Over time, Canada has seen a large increase in the number of temporary migrant workers. In 1996, there were ~53,000 temporary workers in Canada. This number increased to ~310,000 in 2015 (green line).
There are several program streams under which temporary workers can come to Canada. Broadly speaking, these fall into two categories.
1. The Temporary Foreign Worker (TFW) program includes live-in caregivers, seasonal agricultural workers, and temporary foreign workers.
2. The International Mobility Program (IMP) includes workers who come to Canada under bilateral agreements (e.g., free trade agreements, recent international graduates, etc.)
Over time, there has been a shift with the number of TFW entrants (red line) declining (after a 2009 peak) while the IMP entrants are increasing (blue line). This shift likely reflects the rash of free trade agreements signed b the Harper government.
Statistics Canada has just released a paper entitled “How temporary were Canada’s temporary foreign workers?” The paper examines the length and type of stay of TFWs admitted between 1990 and 2009 and identifies factors associated with these outcomes.
The study does appear to include workers who arrived under IMP streams. A limitation of his study is that it does not account for TFWs who remained in Canada without an authorized work permit.

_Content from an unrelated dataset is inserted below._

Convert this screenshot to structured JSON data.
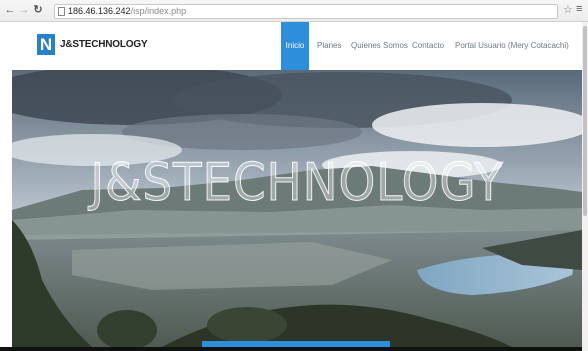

The crux of the analysis is:
1. Most TFWs left Canada within 2 years of arrival.
2. Over time, the proportion of TFWs in Canada 5 and 10 years after first admission has increased over time.
3. TFWs who stayed in the long term mostly obtained permanent resident status.
The study suggests that patterns in staying reflect both the motives of TFWs and program constraint:
Low-skilled TFWs and individuals from countries with low levels of economic development and social stability may be highly motivated to stay longer or to stay permanently in Canada because they have more to gain from Canada’s standard of living and social and physical environments. In cases such as the [Live-in Caregiver Program], where there was a sure transition pathway to permanent residence, the majority of TFWs chose to stay. Even if limited pathways were available, as in the case of the [Low Skills Pilot], a large share of TFWs were able to stay in Canada. But, when no pathway was offered, as in the case of the Seasonal Agricultural Workers Program, low-skilled TFWs could only stay as temporary residents or leave (no data are available to estimate how many of these TFWs stayed in Canada as undocumented persons).
On the other hand, high-skilled TFWs and individuals from developed economies may have relatively low motivation to stay in Canada permanently because their skills are sought after internationally. The social and economic gains from transition to permanent residence may not be substantial relative to the gains from returning to the country of origin or moving to other countries…. Consequently, the rates of stay for high-skilled TFWs were low to moderate even though there were more available transition pathways for them than for low-skilled TFWs.
The study concludes that the results are contrary to the common belief that host countries do not exercise adequate control over the duration of migrant worker stays. This conclusion should be accepted with caution due to the exclusion of undocumented workers from its scope.
First published on Labour & Employment in Alberta